An LMU team has, for the first time, created volcanic lightning in the lab and captured it on film. The new findings may permit rapid characterization of ash clouds released by volcanic eruptions and improve forecasting of their behavior.
When the Icelandic volcano Eyjafjallajökull erupted in April 2010, launching a towering column of ash into the skies, the cloud was observed to be laced with lightning flashes. LMU volcanologists led by Professor Donald Dingwell, Director of the Department of Earth and Environmental Sciences at LMU, have now generated such volcanic lightning in the laboratory, as they report in a recent issue of the journal Geology. “Our experiments demonstrate that there is a relationship between the concentration of fine particles in the ash plume and the number of flashes produced,” says departmental researcher Dr. Corrado Cimarelli.
Turbulence and particle charging

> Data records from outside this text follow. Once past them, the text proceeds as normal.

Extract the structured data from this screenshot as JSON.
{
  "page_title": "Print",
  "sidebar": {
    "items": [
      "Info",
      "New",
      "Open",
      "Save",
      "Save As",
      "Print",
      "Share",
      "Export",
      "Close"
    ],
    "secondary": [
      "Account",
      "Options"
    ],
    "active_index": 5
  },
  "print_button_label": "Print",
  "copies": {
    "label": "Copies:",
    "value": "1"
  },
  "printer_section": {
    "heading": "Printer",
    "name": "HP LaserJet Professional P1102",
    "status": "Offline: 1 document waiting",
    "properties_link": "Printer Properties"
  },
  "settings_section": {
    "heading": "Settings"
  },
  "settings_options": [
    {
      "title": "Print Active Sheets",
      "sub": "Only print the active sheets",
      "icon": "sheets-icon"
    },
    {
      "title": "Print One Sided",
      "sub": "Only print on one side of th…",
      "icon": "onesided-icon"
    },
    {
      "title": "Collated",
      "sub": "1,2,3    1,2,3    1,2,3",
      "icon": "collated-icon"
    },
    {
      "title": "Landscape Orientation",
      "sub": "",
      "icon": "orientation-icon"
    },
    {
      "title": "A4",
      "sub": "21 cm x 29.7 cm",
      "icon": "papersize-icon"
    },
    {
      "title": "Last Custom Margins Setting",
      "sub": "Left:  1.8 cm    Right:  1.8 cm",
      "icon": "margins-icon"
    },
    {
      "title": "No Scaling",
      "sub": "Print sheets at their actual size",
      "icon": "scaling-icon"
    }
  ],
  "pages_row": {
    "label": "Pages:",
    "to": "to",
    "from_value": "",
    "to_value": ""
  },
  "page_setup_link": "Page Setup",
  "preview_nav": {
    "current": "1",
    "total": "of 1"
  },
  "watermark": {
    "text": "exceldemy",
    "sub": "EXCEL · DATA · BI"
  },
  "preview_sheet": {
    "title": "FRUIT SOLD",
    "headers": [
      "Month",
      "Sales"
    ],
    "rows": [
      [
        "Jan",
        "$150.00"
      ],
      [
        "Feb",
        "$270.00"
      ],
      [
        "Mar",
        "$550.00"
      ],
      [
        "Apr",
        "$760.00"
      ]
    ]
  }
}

The volcanologists performed their experiments with natural ash obtained from several volcanoes, including Eyjafjallajökull. The ash was loaded into a shock tube and subjected to the kinds of pressures found in the magma chambers of active volcanos just prior to an eruption. Upon sudden decompression, the ash is expelled vertically in a turbulent plume made up of a mixture of gas and solid particles of ash. And indeed, the researchers observe lightning flashes, on the order of tens of centimeters in length, within the column, where collision and fragmentation of ash particles leads to the creation of charged surfaces. When oppositely charged surfaces interact, the electrical energy is dissipated as lightning.
The team recorded the dynamics of the process with the help of high-speed cameras which can capture motions that are imperceptible to the naked eye. In addition, they measured the distribution of electrically charge using two antennas. Videos of the experiments are available on the website maintained by the Department of Earth and Environmental Sciences.
The new study confirms that the incidence of lightning is related to the relative amount of very fine particles in the plume. The smaller the particles, the larger the number of flashes observed. “That in turn implies that observations of volcanic lightning could allow one to deduce the concentration and size distribution of the ash particles released during an eruption. And that information is crucial for efforts to predict how the particles will behave in the atmosphere, and how they might affect air traffic,” says Corrado Cimarelli. – Everyone remembers the disruption caused to transatlantic and European flight schedules by the clouds of ash released during the eruption of Eyjafjallajökull in April 2010.
The new findings also contribute to a better understanding of the mechanisms that underlie the self-charging of dust particles that are subjected to turbulence. They are thus relevant not only to other atmospheric phenomena, such as sandstorms, but also to industrial processes that involve interactions between mobile streams of particulate matter.